A HARE-COURSING trial has been heralded as a landmark victory by North Yorkshire police.

The Press reported yesterday that three-times champion jumps trainer Peter Easterby had been found guilty at Scarborough Magistrates’ Court of permitting land to be used for hare-coursing.

Now the police officers behind the trial have been described as a “credit to the force”.

Steve Read, North Yorkshire’s acting assistant chief constable, has praised the officers behind the case and has claimed it as a national first.

Easterby, a 79-year-old former racehorse trainer, of Great Habton, near Malton, was also convicted of attending a hare-coursing event near Malton in March 2007.

He was convicted along with Major John Shaw, 56, of Welburn, who faced the same charges before Scarborough magistrates.

Mr Read said: “This case highlights the complexities of interpreting and enforcing the Hunting With Dogs Act.

“But it also proves that the Act can, with the requisite amount of skilful investigation, be enforced successfully.

“North Yorkshire Police officers are trained to deal with wildlife crime as part of their development. And our specialist wildlife crime officers are a credit to the force.

“This case also highlights the fact that, although we would never have sufficient officers to monitor every rural activity in a policing area which is the largest in England, we are very willing to conduct the necessary professional investigation when presented with evidence indicating that offences have been committed.

“To put it into context nationally, I believe this is the first successful prosecution pursued by a police force in England and Wales under Section 5 of the Hunting With Dogs Act since it came into force in 2005.

“I therefore congratulate the wildlife crime officer who led the investigation into this very complex and challenging case.”

Hare-coursing is the pursuit of hares with greyhounds and other sight-hounds, which chase the hare by sight and not by scent.

Shaw and Easterby denied the charges and claimed they were not aware that what was taking place on their land near Malton was illegal.
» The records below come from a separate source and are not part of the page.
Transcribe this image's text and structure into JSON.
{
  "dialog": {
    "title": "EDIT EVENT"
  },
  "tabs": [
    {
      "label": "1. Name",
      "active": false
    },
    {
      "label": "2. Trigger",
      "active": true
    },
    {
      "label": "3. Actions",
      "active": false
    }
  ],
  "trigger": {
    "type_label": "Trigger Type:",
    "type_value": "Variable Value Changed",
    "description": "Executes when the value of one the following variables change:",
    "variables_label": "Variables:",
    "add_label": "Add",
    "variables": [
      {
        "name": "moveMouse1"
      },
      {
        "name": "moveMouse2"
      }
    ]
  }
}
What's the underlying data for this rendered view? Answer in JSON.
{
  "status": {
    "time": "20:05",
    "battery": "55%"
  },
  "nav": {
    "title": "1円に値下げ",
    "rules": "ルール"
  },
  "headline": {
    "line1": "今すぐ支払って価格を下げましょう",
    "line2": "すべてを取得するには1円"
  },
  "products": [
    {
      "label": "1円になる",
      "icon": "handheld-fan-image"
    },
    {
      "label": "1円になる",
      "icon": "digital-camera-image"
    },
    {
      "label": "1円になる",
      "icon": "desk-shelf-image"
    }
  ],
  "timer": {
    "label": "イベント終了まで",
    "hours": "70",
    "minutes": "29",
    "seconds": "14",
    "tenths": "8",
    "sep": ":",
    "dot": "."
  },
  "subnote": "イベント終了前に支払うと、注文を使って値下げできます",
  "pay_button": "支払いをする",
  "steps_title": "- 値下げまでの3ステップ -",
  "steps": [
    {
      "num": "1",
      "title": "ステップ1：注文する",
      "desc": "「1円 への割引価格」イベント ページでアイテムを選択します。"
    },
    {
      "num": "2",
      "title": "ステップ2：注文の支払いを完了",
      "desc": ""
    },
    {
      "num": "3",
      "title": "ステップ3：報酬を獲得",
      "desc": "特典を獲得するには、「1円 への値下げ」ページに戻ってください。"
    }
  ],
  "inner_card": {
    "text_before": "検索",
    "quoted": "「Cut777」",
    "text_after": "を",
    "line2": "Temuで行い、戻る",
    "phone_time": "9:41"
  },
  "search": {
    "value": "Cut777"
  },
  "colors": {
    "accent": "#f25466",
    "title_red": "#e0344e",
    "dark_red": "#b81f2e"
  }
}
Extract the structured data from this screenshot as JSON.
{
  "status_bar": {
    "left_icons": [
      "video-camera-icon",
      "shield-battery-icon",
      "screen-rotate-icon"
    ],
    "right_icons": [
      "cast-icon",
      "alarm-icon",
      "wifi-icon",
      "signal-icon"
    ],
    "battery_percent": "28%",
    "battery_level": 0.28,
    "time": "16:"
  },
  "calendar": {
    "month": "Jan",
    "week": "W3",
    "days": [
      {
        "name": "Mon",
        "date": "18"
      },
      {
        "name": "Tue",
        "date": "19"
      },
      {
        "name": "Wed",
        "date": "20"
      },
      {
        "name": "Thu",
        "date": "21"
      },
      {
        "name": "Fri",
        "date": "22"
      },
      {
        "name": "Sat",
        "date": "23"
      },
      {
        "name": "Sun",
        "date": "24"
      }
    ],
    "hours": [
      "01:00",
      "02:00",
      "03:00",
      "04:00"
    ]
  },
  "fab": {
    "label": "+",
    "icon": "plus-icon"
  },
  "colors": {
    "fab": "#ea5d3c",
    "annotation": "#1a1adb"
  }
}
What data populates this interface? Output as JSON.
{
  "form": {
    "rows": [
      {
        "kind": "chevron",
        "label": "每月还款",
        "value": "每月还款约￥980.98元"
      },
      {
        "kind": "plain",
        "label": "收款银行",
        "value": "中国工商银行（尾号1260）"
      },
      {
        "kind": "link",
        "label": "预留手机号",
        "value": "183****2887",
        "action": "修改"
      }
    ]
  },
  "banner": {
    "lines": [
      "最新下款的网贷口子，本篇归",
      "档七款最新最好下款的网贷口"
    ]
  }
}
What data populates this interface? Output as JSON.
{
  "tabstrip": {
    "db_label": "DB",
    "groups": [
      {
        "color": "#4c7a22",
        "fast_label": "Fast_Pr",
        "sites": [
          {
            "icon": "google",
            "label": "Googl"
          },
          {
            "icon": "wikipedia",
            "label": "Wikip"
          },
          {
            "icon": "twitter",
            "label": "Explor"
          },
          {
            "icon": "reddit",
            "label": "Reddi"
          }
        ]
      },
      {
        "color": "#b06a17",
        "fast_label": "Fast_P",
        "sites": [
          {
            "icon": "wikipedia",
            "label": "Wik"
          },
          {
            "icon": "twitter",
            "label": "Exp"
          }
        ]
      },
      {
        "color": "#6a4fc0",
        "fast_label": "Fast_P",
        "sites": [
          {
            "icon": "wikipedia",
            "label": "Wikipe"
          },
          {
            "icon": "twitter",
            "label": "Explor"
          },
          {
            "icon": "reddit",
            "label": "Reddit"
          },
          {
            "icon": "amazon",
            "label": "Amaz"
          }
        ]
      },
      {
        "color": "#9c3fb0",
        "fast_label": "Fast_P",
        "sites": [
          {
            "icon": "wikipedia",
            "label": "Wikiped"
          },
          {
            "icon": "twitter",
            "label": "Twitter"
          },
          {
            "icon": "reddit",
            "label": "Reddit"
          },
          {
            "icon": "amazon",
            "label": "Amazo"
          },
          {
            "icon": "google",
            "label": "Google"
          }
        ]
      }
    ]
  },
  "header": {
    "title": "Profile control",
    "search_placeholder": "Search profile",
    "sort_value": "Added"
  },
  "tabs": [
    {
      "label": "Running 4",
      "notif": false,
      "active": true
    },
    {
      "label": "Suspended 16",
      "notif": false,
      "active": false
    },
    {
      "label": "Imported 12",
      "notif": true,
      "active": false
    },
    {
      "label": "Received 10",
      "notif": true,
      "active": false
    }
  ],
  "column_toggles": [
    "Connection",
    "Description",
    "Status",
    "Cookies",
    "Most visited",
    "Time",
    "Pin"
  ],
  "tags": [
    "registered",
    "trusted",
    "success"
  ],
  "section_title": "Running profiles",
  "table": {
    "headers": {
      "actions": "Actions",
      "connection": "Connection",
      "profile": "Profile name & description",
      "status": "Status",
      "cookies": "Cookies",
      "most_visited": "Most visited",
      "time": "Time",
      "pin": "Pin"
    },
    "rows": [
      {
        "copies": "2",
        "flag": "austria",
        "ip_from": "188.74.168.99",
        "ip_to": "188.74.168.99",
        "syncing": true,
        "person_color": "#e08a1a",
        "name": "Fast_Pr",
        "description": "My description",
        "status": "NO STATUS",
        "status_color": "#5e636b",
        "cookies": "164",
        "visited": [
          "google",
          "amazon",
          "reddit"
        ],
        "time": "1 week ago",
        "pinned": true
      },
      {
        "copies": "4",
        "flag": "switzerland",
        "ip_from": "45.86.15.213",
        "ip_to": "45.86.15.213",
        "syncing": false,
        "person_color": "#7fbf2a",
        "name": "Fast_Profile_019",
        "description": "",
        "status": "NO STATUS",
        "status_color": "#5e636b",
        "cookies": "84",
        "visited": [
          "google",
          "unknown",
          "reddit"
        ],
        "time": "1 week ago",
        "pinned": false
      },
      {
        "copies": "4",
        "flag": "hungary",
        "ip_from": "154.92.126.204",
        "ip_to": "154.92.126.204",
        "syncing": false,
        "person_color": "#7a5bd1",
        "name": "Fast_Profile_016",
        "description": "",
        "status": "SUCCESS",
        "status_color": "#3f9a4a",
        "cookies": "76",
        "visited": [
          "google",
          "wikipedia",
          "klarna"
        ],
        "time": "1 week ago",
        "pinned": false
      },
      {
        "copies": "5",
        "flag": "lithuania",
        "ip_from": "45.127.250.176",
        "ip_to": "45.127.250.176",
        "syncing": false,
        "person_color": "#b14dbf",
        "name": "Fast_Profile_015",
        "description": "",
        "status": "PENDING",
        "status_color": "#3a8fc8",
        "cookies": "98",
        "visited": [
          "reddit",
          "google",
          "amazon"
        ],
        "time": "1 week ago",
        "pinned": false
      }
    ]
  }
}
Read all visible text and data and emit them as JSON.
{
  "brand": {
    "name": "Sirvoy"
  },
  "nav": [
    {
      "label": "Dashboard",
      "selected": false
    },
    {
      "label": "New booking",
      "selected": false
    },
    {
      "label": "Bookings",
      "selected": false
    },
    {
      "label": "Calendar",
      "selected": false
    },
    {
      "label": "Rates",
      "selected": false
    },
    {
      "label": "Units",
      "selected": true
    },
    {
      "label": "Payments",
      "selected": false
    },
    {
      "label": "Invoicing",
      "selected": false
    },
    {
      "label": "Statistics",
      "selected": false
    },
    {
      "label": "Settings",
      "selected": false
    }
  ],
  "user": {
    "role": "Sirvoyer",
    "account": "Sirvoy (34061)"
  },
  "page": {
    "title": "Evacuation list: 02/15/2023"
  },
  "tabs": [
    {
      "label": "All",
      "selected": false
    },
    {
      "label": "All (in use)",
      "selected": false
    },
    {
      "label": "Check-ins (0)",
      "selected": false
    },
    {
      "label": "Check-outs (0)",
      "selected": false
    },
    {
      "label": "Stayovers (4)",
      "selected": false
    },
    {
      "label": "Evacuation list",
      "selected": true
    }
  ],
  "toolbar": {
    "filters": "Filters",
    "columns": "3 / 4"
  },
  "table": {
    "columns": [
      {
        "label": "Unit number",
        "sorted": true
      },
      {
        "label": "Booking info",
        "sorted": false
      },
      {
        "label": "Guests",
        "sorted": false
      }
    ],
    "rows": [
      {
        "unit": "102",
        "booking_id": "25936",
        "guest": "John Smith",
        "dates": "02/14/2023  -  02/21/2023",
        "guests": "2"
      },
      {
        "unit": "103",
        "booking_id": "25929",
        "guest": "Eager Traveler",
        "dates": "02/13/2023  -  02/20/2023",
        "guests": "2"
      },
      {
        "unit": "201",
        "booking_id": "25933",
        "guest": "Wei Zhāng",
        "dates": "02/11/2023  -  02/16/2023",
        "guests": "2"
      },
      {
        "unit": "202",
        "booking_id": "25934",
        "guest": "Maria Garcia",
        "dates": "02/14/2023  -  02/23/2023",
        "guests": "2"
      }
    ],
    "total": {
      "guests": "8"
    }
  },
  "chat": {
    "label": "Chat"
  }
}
Shaw had been advised by a leading barrister that what he was doing was legal.

Both men were given an absolute discharge following the conviction and no costs were awarded against them.